Tuvalu is a low lying atoll nation located north of Fiji. Funafuti is the capital of Tuvalu and the most populated atoll. Biofilta is working on a DFAT funded project aimed at improving food security and nutrition outcomes on the island. We are in partnership with Growing Tall, an organisation based in Funafuti which is dedicated to empowering Tuvaluans to grow their own food.
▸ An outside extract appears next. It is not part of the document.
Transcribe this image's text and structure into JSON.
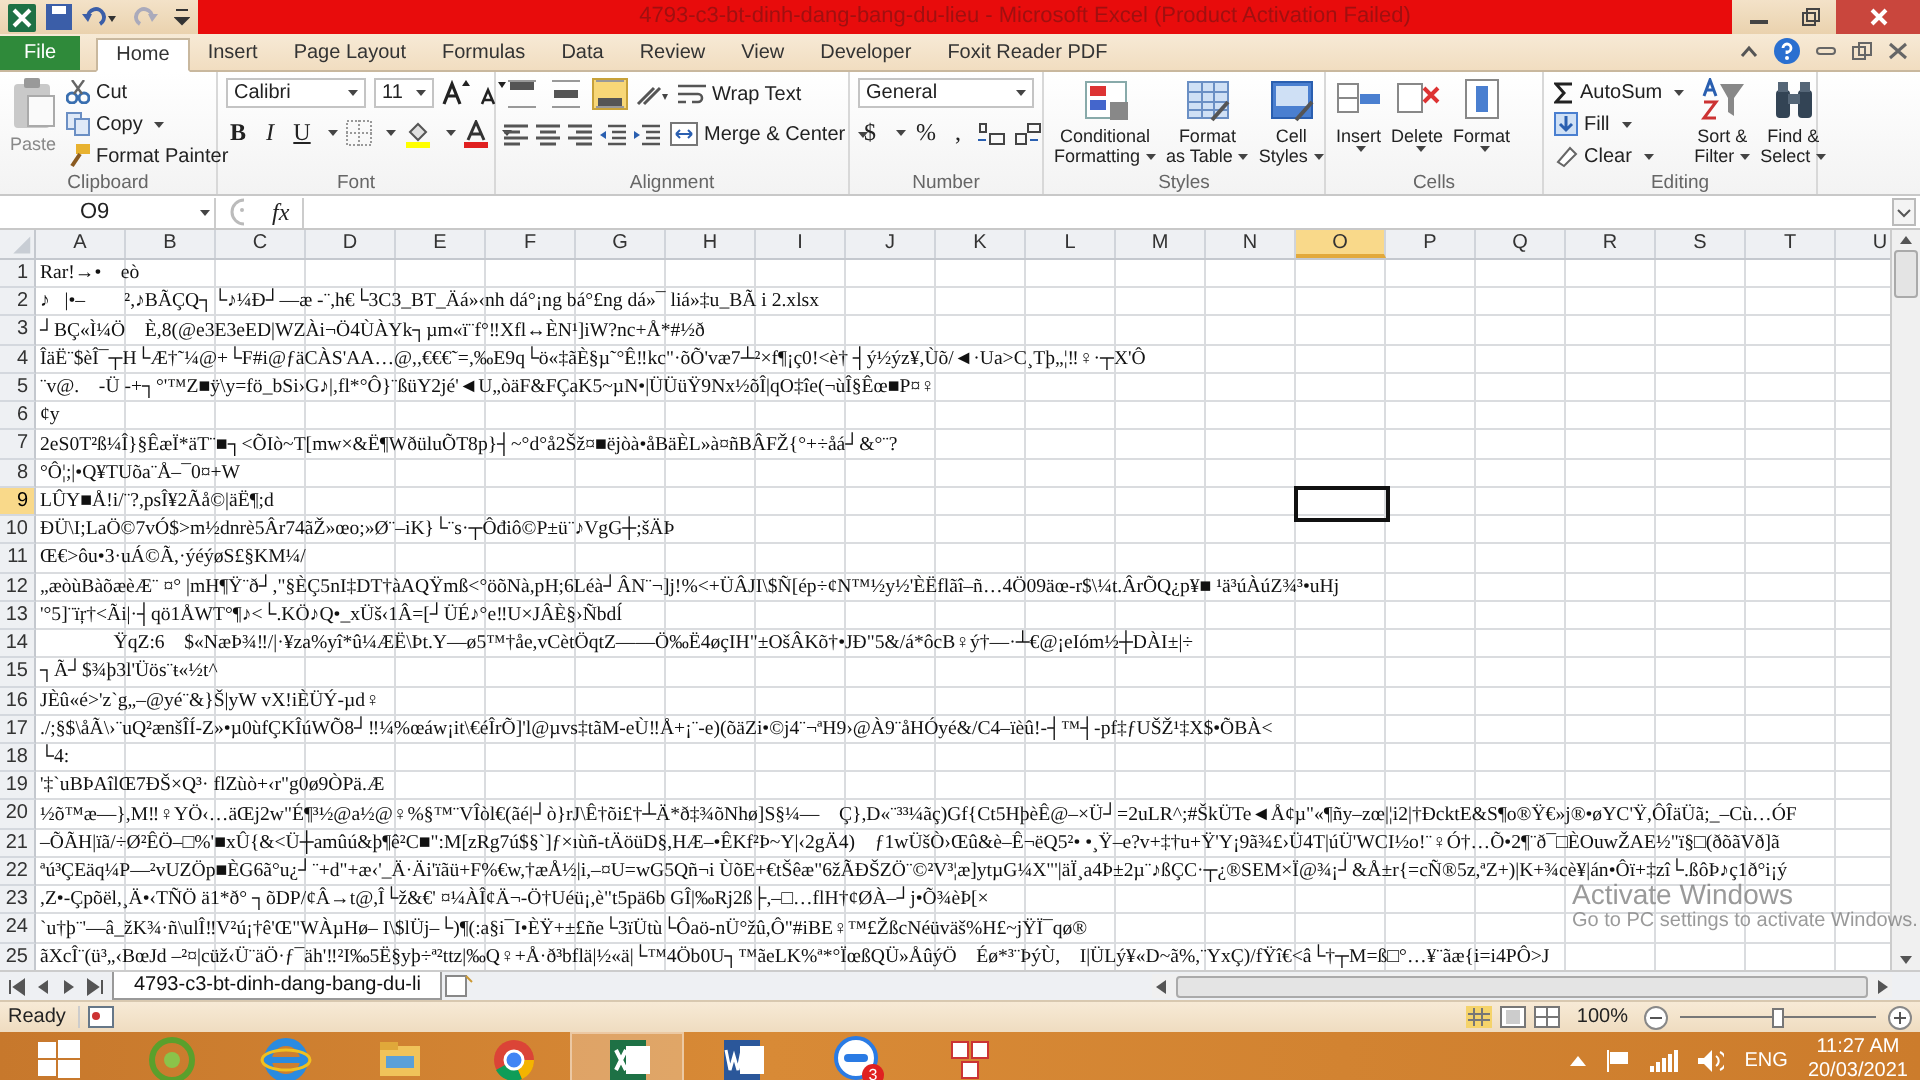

Growing food in Funafuti is a challenge that’s only getting more difficult. The atoll has an average elevation above sea level of 1.8 metres. This means that king tides will often encroach on arable land, making it extremely difficult to grow food. Sea level rises are making these inundation events more frequent and more severe. Not only that, the atoll is made primarily from calcium carbonate which has a ph of around 9. In short, the soil is extremely alkaline and extremely salty. The only fresh water comes from the sky and the soil is very poor at holding moisture so in the absence of rain it becomes almost impossible to irrigate crops. These challenges are having knock on effects on food security, health and nutrition in Funafuti.
Interestingly, the challenges to food growing in Funafuti are similar to those faced in many urban environments: inadequate soil and water scarcity. This positions our innovative wicking garden systems as ideal for growing fresh, nutritious vegetables in Funafuti. Our systems are raised so there is no risk of salt water inundation and our wicking technology is extremely water efficient, using only a fraction of the water needed in conventional agriculture. We are working with the island’s green waste treatment facility to acquire composted material to use in a soil blend that has an appropriate ph.
How are we doing it?
We are currently trialling the systems in a number of sites around Funafuti. We have installed our systems at Fetuvalu High School so it can be used as an educational tool to teach high school students about food production. We also have an installation at Princess Margaret Hospital and the food grown is being used in hospital meals for patients. Another garden has been built at The Red Cross, the University of the South Pacific and a number of private residences.
At each site we are also trialling a variety of soil blends so we can figure out what soil inputs are most suited for the Biofilta system. We are currently completing a monitoring program.